Grouper can also be used as a tool for universities where students can form study groups to share notes and collaborate on projects. It could also be embraced by professors to distribute course material or post audio or video lectures. Felser said plans are also in place to offer custom versions for university network administrators to allow students to legally share personal files amongst themselves. Running Grouper through university networks can save Internet bandwidth costs because file transfers are done between machines on the local network (unlike other P2P networks).Mercora, the peer-to-peer radio network launched by former McAfee Chief Executive Srivats Sampath, also combines IM and image-sharing capabilities, but that service is public. Google Inc. runs a similar service, the Hello application that came with the acquisition of Picasa earlier this year. Businesses have generally frowned on peer-to-peer usage because of the security implications, a potential stumbling block for widespread adoption of Grouper. The Skype P2P VoIP client, for instance, has been banned from some workplaces because of the data leakage risk. However, Felser said Groupers emphasis on being a small, private, encrypted network minimizes the risk. "Were a heck of a lot safer to the business because we target very small groups of people who already know and trust each other. And we have a very firm anti-spyware policy. Well never add spyware or adware of any kind." Grouper, which launched with $1 million in angel seed funding, expects to make money from a feature-rich premium version for power users and SMBs. Felser said rich media advertising will be embedded into the free version, and e-commerce tie-ins with online music stores and photo printing services will also offer business opportunities. Check out eWEEK.coms for the latest news, views and analysis on servers, switches and networking protocols for the enterprise and small businesses.

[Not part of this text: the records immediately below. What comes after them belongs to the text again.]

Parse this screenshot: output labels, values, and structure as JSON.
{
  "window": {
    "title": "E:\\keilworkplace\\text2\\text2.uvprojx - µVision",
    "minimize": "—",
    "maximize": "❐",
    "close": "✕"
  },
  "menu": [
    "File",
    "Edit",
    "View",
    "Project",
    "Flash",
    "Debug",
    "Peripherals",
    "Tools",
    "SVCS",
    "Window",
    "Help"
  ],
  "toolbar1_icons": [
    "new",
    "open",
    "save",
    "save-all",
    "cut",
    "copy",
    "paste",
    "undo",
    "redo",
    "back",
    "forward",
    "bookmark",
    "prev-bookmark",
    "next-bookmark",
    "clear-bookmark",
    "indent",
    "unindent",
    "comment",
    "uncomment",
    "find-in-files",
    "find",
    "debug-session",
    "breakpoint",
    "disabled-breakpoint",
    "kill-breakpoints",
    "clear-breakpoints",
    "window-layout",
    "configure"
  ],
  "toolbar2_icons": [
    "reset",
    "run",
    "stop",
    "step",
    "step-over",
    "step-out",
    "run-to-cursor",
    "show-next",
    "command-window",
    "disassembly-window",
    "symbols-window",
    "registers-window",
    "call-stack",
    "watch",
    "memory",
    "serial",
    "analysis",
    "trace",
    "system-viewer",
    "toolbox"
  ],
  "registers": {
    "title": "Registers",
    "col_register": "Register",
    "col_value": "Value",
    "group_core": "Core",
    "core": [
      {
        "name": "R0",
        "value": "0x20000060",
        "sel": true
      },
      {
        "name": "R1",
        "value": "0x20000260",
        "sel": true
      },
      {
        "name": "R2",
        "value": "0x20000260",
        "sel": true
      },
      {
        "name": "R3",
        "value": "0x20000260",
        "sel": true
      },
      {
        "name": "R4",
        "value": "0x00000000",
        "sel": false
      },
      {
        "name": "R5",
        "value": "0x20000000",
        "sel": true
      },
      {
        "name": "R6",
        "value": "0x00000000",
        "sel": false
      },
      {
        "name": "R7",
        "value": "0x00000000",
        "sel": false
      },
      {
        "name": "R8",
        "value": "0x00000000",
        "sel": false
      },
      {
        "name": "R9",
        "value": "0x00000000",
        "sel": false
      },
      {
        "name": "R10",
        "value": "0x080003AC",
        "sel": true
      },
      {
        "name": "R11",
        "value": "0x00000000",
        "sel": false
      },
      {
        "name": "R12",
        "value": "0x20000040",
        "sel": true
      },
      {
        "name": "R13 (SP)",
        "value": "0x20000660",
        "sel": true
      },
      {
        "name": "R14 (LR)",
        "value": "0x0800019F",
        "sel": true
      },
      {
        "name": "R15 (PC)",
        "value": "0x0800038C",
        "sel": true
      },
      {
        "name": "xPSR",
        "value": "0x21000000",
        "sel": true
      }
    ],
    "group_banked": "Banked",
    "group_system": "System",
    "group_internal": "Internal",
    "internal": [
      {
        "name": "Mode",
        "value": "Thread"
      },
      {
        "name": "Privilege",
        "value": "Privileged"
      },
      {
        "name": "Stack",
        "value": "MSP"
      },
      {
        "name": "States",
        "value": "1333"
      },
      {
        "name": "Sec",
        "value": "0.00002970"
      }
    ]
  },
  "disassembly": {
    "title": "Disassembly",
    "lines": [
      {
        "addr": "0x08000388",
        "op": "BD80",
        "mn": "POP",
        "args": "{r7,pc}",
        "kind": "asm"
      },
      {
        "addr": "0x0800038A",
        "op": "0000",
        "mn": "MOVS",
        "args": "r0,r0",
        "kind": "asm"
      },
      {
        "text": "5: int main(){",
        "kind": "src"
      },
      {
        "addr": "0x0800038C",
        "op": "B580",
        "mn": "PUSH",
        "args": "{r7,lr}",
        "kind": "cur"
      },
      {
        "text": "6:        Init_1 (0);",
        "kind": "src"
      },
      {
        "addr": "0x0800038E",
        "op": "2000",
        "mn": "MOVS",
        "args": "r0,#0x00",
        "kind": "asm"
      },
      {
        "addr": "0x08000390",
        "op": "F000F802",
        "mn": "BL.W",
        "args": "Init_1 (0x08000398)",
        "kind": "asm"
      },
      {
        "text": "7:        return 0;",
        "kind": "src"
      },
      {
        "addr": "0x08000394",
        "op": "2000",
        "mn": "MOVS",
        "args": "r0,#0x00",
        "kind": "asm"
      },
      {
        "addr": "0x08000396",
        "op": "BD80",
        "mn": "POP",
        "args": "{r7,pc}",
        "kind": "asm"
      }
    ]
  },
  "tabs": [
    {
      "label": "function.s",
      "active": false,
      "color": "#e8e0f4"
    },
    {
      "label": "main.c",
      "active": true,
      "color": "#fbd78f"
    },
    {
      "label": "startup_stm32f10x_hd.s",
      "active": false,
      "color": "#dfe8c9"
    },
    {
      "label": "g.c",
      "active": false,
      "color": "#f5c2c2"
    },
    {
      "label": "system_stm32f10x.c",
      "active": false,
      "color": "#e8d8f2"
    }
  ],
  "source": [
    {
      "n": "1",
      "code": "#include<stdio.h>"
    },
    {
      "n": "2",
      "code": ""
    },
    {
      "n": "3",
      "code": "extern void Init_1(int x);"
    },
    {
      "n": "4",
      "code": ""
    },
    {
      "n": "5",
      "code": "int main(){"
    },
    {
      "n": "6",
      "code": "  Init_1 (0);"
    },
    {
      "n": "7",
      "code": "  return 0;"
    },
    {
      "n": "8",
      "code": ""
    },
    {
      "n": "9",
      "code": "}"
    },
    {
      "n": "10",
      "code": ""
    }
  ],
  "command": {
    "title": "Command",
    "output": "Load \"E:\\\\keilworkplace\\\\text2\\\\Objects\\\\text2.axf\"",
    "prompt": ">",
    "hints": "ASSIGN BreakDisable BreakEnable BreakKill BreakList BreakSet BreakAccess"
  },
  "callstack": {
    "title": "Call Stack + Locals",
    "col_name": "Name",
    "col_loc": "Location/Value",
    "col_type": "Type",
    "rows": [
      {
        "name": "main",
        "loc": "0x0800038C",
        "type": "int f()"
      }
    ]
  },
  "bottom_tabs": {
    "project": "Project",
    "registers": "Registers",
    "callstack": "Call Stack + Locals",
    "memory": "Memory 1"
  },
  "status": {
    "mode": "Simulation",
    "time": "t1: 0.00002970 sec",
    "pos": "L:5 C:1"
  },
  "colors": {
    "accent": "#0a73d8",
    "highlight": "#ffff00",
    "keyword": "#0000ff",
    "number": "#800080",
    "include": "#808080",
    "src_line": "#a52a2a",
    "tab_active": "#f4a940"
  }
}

Felser, who served as vice president and general manager of AOLs Spinner, WinAmp and Shoutcast music brands, believes the invite-only element separates Grouper from others in the space.